Excerpts from an interface dataset:
********************

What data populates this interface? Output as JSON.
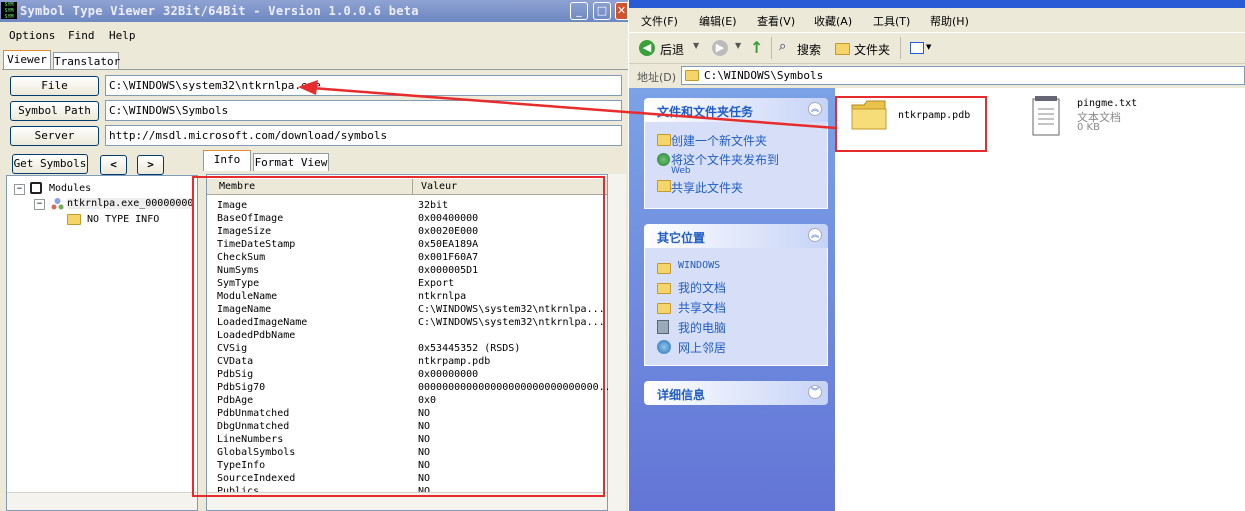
{
  "stv": {
    "title": "Symbol Type Viewer 32Bit/64Bit - Version 1.0.0.6 beta",
    "window_buttons": {
      "minimize": "_",
      "maximize": "□",
      "close": "✕"
    },
    "menu": [
      "Options",
      "Find",
      "Help"
    ],
    "tabs": [
      "Viewer",
      "Translator"
    ],
    "file_button": "File",
    "file_value": "C:\\WINDOWS\\system32\\ntkrnlpa.exe",
    "symbol_path_button": "Symbol Path",
    "symbol_path_value": "C:\\WINDOWS\\Symbols",
    "server_button": "Server",
    "server_value": "http://msdl.microsoft.com/download/symbols",
    "get_symbols_button": "Get Symbols",
    "prev_button": "<",
    "next_button": ">",
    "tree": {
      "root": "Modules",
      "module": "ntkrnlpa.exe_00000000",
      "child": "NO TYPE INFO"
    },
    "info_tabs": [
      "Info",
      "Format View"
    ],
    "columns": [
      "Membre",
      "Valeur"
    ],
    "rows": [
      [
        "Image",
        "32bit"
      ],
      [
        "BaseOfImage",
        "0x00400000"
      ],
      [
        "ImageSize",
        "0x0020E000"
      ],
      [
        "TimeDateStamp",
        "0x50EA189A"
      ],
      [
        "CheckSum",
        "0x001F60A7"
      ],
      [
        "NumSyms",
        "0x000005D1"
      ],
      [
        "SymType",
        "Export"
      ],
      [
        "ModuleName",
        "ntkrnlpa"
      ],
      [
        "ImageName",
        "C:\\WINDOWS\\system32\\ntkrnlpa..."
      ],
      [
        "LoadedImageName",
        "C:\\WINDOWS\\system32\\ntkrnlpa..."
      ],
      [
        "LoadedPdbName",
        ""
      ],
      [
        "CVSig",
        "0x53445352 (RSDS)"
      ],
      [
        "CVData",
        "ntkrpamp.pdb"
      ],
      [
        "PdbSig",
        "0x00000000"
      ],
      [
        "PdbSig70",
        "000000000000000000000000000000..."
      ],
      [
        "PdbAge",
        "0x0"
      ],
      [
        "PdbUnmatched",
        "NO"
      ],
      [
        "DbgUnmatched",
        "NO"
      ],
      [
        "LineNumbers",
        "NO"
      ],
      [
        "GlobalSymbols",
        "NO"
      ],
      [
        "TypeInfo",
        "NO"
      ],
      [
        "SourceIndexed",
        "NO"
      ],
      [
        "Publics",
        "NO"
      ]
    ]
  },
  "explorer": {
    "menu": [
      "文件(F)",
      "编辑(E)",
      "查看(V)",
      "收藏(A)",
      "工具(T)",
      "帮助(H)"
    ],
    "toolbar": {
      "back": "后退",
      "search": "搜索",
      "folders": "文件夹"
    },
    "address_label": "地址(D)",
    "address_value": "C:\\WINDOWS\\Symbols",
    "tasks_panel": {
      "title": "文件和文件夹任务",
      "items": [
        "创建一个新文件夹",
        "将这个文件夹发布到",
        "Web",
        "共享此文件夹"
      ]
    },
    "places_panel": {
      "title": "其它位置",
      "items": [
        "WINDOWS",
        "我的文档",
        "共享文档",
        "我的电脑",
        "网上邻居"
      ]
    },
    "details_panel": {
      "title": "详细信息"
    },
    "files": [
      {
        "name": "ntkrpamp.pdb",
        "type": "",
        "size": ""
      },
      {
        "name": "pingme.txt",
        "type": "文本文档",
        "size": "0 KB"
      }
    ]
  },
  "colors": {
    "annotation": "#e82c2c",
    "xp_blue": "#2a5bd6",
    "task_link": "#215dc6"
  }
}
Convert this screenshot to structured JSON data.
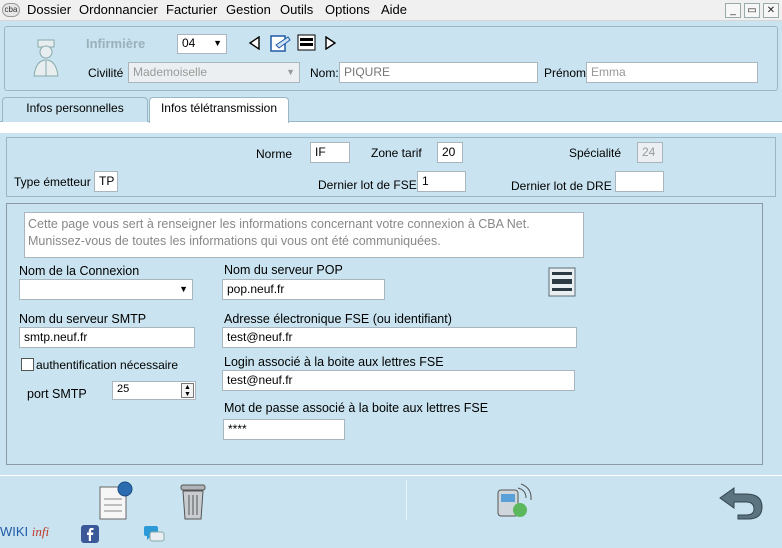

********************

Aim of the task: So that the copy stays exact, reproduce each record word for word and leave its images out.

Finished exercise:
What data populates this interface? Output as JSON.
{
  "stv": {
    "title": "Symbol Type Viewer 32Bit/64Bit - Version 1.0.0.6 beta",
    "window_buttons": {
      "minimize": "_",
      "maximize": "□",
      "close": "✕"
    },
    "menu": [
      "Options",
      "Find",
      "Help"
    ],
    "tabs": [
      "Viewer",
      "Translator"
    ],
    "file_button": "File",
    "file_value": "C:\\WINDOWS\\system32\\ntkrnlpa.exe",
    "symbol_path_button": "Symbol Path",
    "symbol_path_value": "C:\\WINDOWS\\Symbols",
    "server_button": "Server",
    "server_value": "http://msdl.microsoft.com/download/symbols",
    "get_symbols_button": "Get Symbols",
    "prev_button": "<",
    "next_button": ">",
    "tree": {
      "root": "Modules",
      "module": "ntkrnlpa.exe_00000000",
      "child": "NO TYPE INFO"
    },
    "info_tabs": [
      "Info",
      "Format View"
    ],
    "columns": [
      "Membre",
      "Valeur"
    ],
    "rows": [
      [
        "Image",
        "32bit"
      ],
      [
        "BaseOfImage",
        "0x00400000"
      ],
      [
        "ImageSize",
        "0x0020E000"
      ],
      [
        "TimeDateStamp",
        "0x50EA189A"
      ],
      [
        "CheckSum",
        "0x001F60A7"
      ],
      [
        "NumSyms",
        "0x000005D1"
      ],
      [
        "SymType",
        "Export"
      ],
      [
        "ModuleName",
        "ntkrnlpa"
      ],
      [
        "ImageName",
        "C:\\WINDOWS\\system32\\ntkrnlpa..."
      ],
      [
        "LoadedImageName",
        "C:\\WINDOWS\\system32\\ntkrnlpa..."
      ],
      [
        "LoadedPdbName",
        ""
      ],
      [
        "CVSig",
        "0x53445352 (RSDS)"
      ],
      [
        "CVData",
        "ntkrpamp.pdb"
      ],
      [
        "PdbSig",
        "0x00000000"
      ],
      [
        "PdbSig70",
        "000000000000000000000000000000..."
      ],
      [
        "PdbAge",
        "0x0"
      ],
      [
        "PdbUnmatched",
        "NO"
      ],
      [
        "DbgUnmatched",
        "NO"
      ],
      [
        "LineNumbers",
        "NO"
      ],
      [
        "GlobalSymbols",
        "NO"
      ],
      [
        "TypeInfo",
        "NO"
      ],
      [
        "SourceIndexed",
        "NO"
      ],
      [
        "Publics",
        "NO"
      ]
    ]
  },
  "explorer": {
    "menu": [
      "文件(F)",
      "编辑(E)",
      "查看(V)",
      "收藏(A)",
      "工具(T)",
      "帮助(H)"
    ],
    "toolbar": {
      "back": "后退",
      "search": "搜索",
      "folders": "文件夹"
    },
    "address_label": "地址(D)",
    "address_value": "C:\\WINDOWS\\Symbols",
    "tasks_panel": {
      "title": "文件和文件夹任务",
      "items": [
        "创建一个新文件夹",
        "将这个文件夹发布到",
        "Web",
        "共享此文件夹"
      ]
    },
    "places_panel": {
      "title": "其它位置",
      "items": [
        "WINDOWS",
        "我的文档",
        "共享文档",
        "我的电脑",
        "网上邻居"
      ]
    },
    "details_panel": {
      "title": "详细信息"
    },
    "files": [
      {
        "name": "ntkrpamp.pdb",
        "type": "",
        "size": ""
      },
      {
        "name": "pingme.txt",
        "type": "文本文档",
        "size": "0 KB"
      }
    ]
  },
  "colors": {
    "annotation": "#e82c2c",
    "xp_blue": "#2a5bd6",
    "task_link": "#215dc6"
  }
}
Convert this screenshot to structured JSON data.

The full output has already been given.